[App and web page records]
·····

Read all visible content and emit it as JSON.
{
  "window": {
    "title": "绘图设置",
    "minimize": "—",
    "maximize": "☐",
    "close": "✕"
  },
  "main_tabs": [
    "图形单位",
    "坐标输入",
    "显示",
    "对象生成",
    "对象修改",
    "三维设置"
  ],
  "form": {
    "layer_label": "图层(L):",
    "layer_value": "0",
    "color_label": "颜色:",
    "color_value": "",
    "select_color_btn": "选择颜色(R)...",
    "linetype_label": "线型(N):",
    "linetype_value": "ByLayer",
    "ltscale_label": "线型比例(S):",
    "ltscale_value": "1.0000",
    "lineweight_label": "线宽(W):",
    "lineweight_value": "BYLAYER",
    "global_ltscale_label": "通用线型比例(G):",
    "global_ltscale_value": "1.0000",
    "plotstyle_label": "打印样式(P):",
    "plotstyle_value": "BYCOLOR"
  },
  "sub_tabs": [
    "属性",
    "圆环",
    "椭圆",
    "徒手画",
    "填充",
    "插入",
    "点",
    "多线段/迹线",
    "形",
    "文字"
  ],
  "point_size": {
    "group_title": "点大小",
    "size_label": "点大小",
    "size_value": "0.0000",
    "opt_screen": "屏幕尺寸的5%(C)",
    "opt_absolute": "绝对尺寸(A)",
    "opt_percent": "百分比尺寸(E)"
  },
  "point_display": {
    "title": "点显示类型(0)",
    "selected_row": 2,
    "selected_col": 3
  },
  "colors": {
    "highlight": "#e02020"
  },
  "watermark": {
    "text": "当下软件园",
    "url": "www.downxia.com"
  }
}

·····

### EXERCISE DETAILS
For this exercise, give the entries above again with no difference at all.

### EXERCISE RESULT
Read all visible content and emit it as JSON.
{
  "window": {
    "title": "绘图设置",
    "minimize": "—",
    "maximize": "☐",
    "close": "✕"
  },
  "main_tabs": [
    "图形单位",
    "坐标输入",
    "显示",
    "对象生成",
    "对象修改",
    "三维设置"
  ],
  "form": {
    "layer_label": "图层(L):",
    "layer_value": "0",
    "color_label": "颜色:",
    "color_value": "",
    "select_color_btn": "选择颜色(R)...",
    "linetype_label": "线型(N):",
    "linetype_value": "ByLayer",
    "ltscale_label": "线型比例(S):",
    "ltscale_value": "1.0000",
    "lineweight_label": "线宽(W):",
    "lineweight_value": "BYLAYER",
    "global_ltscale_label": "通用线型比例(G):",
    "global_ltscale_value": "1.0000",
    "plotstyle_label": "打印样式(P):",
    "plotstyle_value": "BYCOLOR"
  },
  "sub_tabs": [
    "属性",
    "圆环",
    "椭圆",
    "徒手画",
    "填充",
    "插入",
    "点",
    "多线段/迹线",
    "形",
    "文字"
  ],
  "point_size": {
    "group_title": "点大小",
    "size_label": "点大小",
    "size_value": "0.0000",
    "opt_screen": "屏幕尺寸的5%(C)",
    "opt_absolute": "绝对尺寸(A)",
    "opt_percent": "百分比尺寸(E)"
  },
  "point_display": {
    "title": "点显示类型(0)",
    "selected_row": 2,
    "selected_col": 3
  },
  "colors": {
    "highlight": "#e02020"
  },
  "watermark": {
    "text": "当下软件园",
    "url": "www.downxia.com"
  }
}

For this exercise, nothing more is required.